Taken in aggregate, these truths support the inescapable conclusion that medical care in the US is failing its customers. There are factors other than healthcare contributing to these poor outcomes, but when we spend a sixth of the economy on healthcare, getting a better bang for those bucks is key to the solution.
This conclusion, along with the quote “… courage – or its absence – determines all outcomes” certainly suggests that healthcare could benefit from a larger dose of courage.
In the next few Conversations we will explore just how true this is.
Tomorrow’s Fix Today™,
Switch Healthcare designs solutions for self-insured employers.
Edition 1 – Solving a Well-Entrenched Problem
Edition 2 – A Case of Dr. Jekyll and Mr. Hyde
Edition 3 – Best marketing tagline of all time?
Edition 4 – Post-Truth Killed a President
Edition 5 – What’s an employer to do?
Edition 6 – Profiting From the Opioid Epidemic
Edition 7 – The Keys to Unlocking Better Decisions
Edition 8 – When Difficult Things Need to be Done Well
Edition 9 – Fixing Healthcare
Edition 10 – Beware of a Singing Cow
Edition 11 – Wise Reflections
Edition 12 – Warning: Reader Discretion Advised
Edition 13 – Can AI save healthcare? (Part 1)
Edition 14 – Can AI save healthcare? (Part 2)
Edition 15 – Can AI save healthcare? (Part 3)
Edition 16 – Embracing Reality to Improve Healthcare
Edition 17 – Everything I Needed To Know…
Edition 18 – The Eighth Circle of Hell
Edition 19 – So… What’s Our Solution?
Edition 20 – Protecting Integrity as a Core Strategy
Edition 21 – An Unadorned Legacy
Edition 22 – Time to Grow Up
Edition 23 – Against All Odds
Edition 24 – When Everyone Has Stopped Listening
Edition 25 – Focusing on What’s Important
Edition 26 – Don’t Give Up Your Shot
Edition 27 – Join the Goodhood
Edition 28 – Fixing Healthcare (Recycled)
Edition 29 – Taming the Healthcare Beast
Edition 30 – Leadership
Edition 31 – Better Health Requires Good Sense
Edition 32 – Little Decisions With Big Consequences
Edition 33 – Transformational Courage
Edition 34 – Transformational Courage – Part 2
Guest Post – Happy Thanksgiving!

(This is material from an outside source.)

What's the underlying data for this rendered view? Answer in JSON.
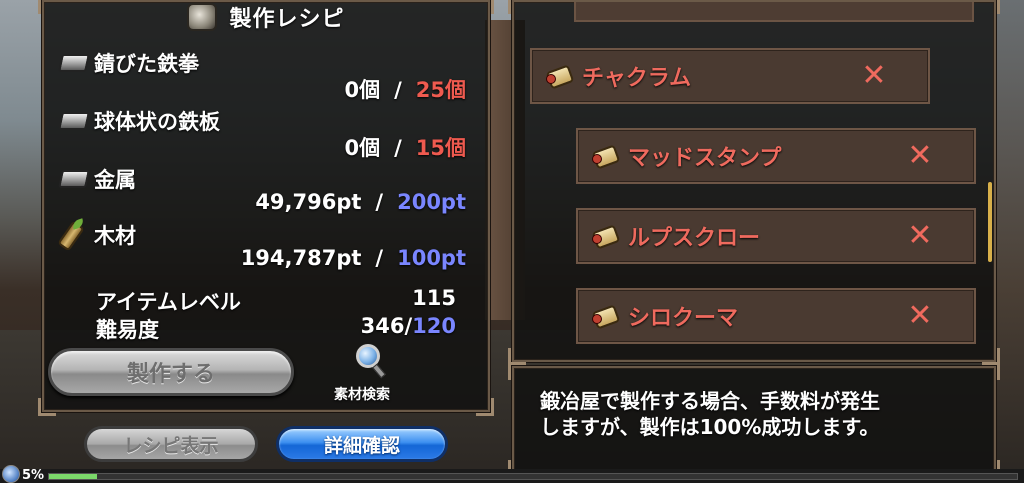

By Jeff Novick, RD
Edition 35 – Transformational Courage – Part 3